Date: June 1, 1887
Source: Freedom: A Journal of Anarchist Socialism, Vol. 1 -- No. 9, retrieved on September 3, 2019, from RevoltLib.com.
Notes: Freedom Press, London

He possessed everything necessary to render him the scourge of his family.

He came into the world healthy and rich-and healthy and rich he remained during the whole of his long life. No offense was ever brought home to him; he committed no fault whatever either in word or in deed.

He was of stainless character. And proud in the consciousness of his character, he pressed with it every one to earth--relations, friends, acquaintances.

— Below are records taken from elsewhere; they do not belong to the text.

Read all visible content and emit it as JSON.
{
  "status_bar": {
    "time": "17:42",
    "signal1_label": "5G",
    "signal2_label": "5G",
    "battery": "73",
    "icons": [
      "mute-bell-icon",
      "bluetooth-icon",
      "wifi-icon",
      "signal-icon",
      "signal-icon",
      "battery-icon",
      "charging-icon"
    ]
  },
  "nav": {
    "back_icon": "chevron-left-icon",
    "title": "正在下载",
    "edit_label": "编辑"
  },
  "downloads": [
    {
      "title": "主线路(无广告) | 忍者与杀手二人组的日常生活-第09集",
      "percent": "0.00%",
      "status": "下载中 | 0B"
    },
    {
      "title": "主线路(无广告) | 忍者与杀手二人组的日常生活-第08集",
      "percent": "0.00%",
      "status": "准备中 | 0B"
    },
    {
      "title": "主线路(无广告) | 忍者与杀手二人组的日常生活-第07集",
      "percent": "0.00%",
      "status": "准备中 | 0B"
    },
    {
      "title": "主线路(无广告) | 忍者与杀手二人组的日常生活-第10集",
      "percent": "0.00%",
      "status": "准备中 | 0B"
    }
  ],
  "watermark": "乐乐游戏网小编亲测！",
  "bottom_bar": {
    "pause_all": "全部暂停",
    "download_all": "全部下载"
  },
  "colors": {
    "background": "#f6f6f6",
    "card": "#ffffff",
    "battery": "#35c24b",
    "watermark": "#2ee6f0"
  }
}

His character was to him capital. And with this capital he dealt at usurious interest.

This character gave him the right to be pitiless, and to do nothing beyond the good ordained by law.

And pitiless he was, and did no good. For benevolence prescribed by law is not benevolence.

He never paid the slightest regard to any but his own so perfect person; and he became seriously angry when others were not equally zealous in caring for him.

However, he did not regard himself as an Egoist; and there was nothing he more bitterly condemned and pursued than egoism and egoists. And this was natural, for the egoism of others stood in the way of his own.

Knowing himself to be free from the slightest weakness, he could neither understand nor tolerate the weakness of others. Indeed, he understood nothing and no one, for on all sides, above and below, in front and behind, he was surrounded by his own personality.

He did not even understand what it was to forgive. To himself be had forgiven nothing; why should he need to forgive another?

Before the judgment-seat of his own conscience, before the countenance of his own god, this miracle, this monster of virtue, raised his eyes towards heaven, and with firm, clear voice exclaimed "Yes, verily, I am a worthy and a moral man."

These words he will repeat on his dying bed; and even in the supreme moment nothing will be affected in that heart of stone--in that heart without fault or stain.

0 vileness of self-conscious unbending, cheaply-bought virtue? Art thou not more hateful than the open vileness of vise?

Translated from Tourgenieff's Prose Poems.